Workers’ Compensation Law:
David R. Cherry

Cherry, Fieger & Marciano, LLP,
11 E. Second St., Media, (888) 684-2374,

Years in practice: 14

Education: J.D., Widener University School of Law (1995); LL.M., Temple University Beasley School of Law (1999)

Worth knowing: Back in 2000, a mishap on the job led to a nightmare scenario for a private-school janitor after a locker fell on his foot. Diabetes complicated what should’ve been a minor injury, resulting in the amputation of his left leg below the knee and toes on both feet.
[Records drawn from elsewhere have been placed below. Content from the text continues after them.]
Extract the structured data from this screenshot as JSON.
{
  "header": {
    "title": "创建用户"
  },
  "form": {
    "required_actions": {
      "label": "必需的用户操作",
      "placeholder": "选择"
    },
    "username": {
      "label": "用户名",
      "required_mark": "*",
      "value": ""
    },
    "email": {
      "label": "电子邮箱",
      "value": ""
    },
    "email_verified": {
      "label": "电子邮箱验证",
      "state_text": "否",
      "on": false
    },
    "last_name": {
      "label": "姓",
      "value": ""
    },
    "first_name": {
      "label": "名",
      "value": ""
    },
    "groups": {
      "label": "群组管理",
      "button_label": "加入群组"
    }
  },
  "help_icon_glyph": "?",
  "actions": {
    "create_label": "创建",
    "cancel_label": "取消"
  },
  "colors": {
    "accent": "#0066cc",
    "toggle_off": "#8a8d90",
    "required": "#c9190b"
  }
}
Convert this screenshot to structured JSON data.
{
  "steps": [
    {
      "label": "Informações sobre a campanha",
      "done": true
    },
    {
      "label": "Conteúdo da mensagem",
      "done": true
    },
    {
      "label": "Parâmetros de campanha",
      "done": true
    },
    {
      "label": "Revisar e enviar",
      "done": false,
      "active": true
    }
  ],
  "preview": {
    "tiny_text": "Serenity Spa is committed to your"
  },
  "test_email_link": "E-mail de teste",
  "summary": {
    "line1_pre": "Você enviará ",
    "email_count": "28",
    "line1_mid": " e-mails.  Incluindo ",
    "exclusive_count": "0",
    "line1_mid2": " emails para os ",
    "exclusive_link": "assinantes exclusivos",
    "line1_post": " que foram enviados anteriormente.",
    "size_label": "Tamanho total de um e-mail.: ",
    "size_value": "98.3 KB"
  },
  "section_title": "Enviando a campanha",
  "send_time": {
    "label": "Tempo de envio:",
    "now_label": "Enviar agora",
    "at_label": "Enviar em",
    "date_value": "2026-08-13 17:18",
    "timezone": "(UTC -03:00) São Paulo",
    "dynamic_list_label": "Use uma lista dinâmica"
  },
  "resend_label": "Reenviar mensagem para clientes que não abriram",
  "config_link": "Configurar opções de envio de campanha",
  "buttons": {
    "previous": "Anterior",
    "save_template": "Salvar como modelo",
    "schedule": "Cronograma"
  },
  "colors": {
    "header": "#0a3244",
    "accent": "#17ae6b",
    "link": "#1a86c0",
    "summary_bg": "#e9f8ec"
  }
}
The janitor’s employer tried to pin his problems on the “natural progression of his pre-existing diabetic condition.”

The judge disagreed—thanks, in large part, to some brilliant work by David Cherry. “I was able to negotiate a significant settlement for him, which included the loss of his left leg,” he says.

Personal Bankruptcy:
Robert E. O’Connor

Law Offices of Robert E. O’Connor,
755 N. Monroe St., Media, (610) 566-1110,

Years in practice:

Education: M.B.A., J.D., Widener University (1996)

Worth knowing: “Unfortunately, a lot of what I do is not always happy stuff,” says Robert O’Connor. “People in my area don’t usually come to me because they won the lottery and need an attorney to help them safeguard [their money].”

In his efforts to get as much unsecured consumer debt as possible discharged, O’Connor does what he can to reduce the emotional toll on clients anxious to move forward with their lives. “What might legally seem like a good outcome might not always seem like that to the client,” he says. “I try to put myself in their shoes.”

Photo by Shane McCauleyEnvironmental Law: Joe Manko

Manko, Gold, Katcher & Fox, LLP,
401 City Ave., Suite 500, Bala Cynwyd,
(484) 430-2310,

Years in practice: 45

Education: J.D., Harvard Law School (1964)

Worth knowing: In September 1989, Joe Manko put his name to a firm that’s grown to include 28 lawyers and two engineers. Before that, he served as the Mid-Atlantic region’s general council for the U.S. Environmental Protection Agency in the ’70s. These days, Manko is Gov. Ed Rendell’s designee to chair the board of directors of the Pennsylvania Infrastructure Investment Authority. He’s worked with Liberty Property Trust and other developers to green numerous developments, and he’s turned hundreds of contaminated sites into usable areas since 1995.

“I’m used to getting things done,” Manko says. “What’s made the difference is figuring out how to solve a problem that others haven’t.”

Tax Law: Ernest D. Palmarella

Palmarella, Curry & Kelly, PC,
1255 Drummers Lane, Suite 105, Wayne,
(610) 687-1100,

Years in practice: 26

Education: J.D., Widener University School of Law (1978); LL.M., Temple University Beasley School of Law (1982)

Worth knowing: Eighteen years ago, Ernest Palmarella started a tax, estate and corporate specialty firm to address the “type of work that was handled primarily by the large Center City firms,” he says. “It reflects my philosophy of providing quality, cost-effective and timely services to our clients.”

As a result, Palmarella has developed long-term relationships with a client base that includes mostly business owners, professionals and entrepreneurs.

For a full list of this year’s Top Lawyers nominations, click here.

Our Best of the Main Line Elimination Ballot is open through February 22!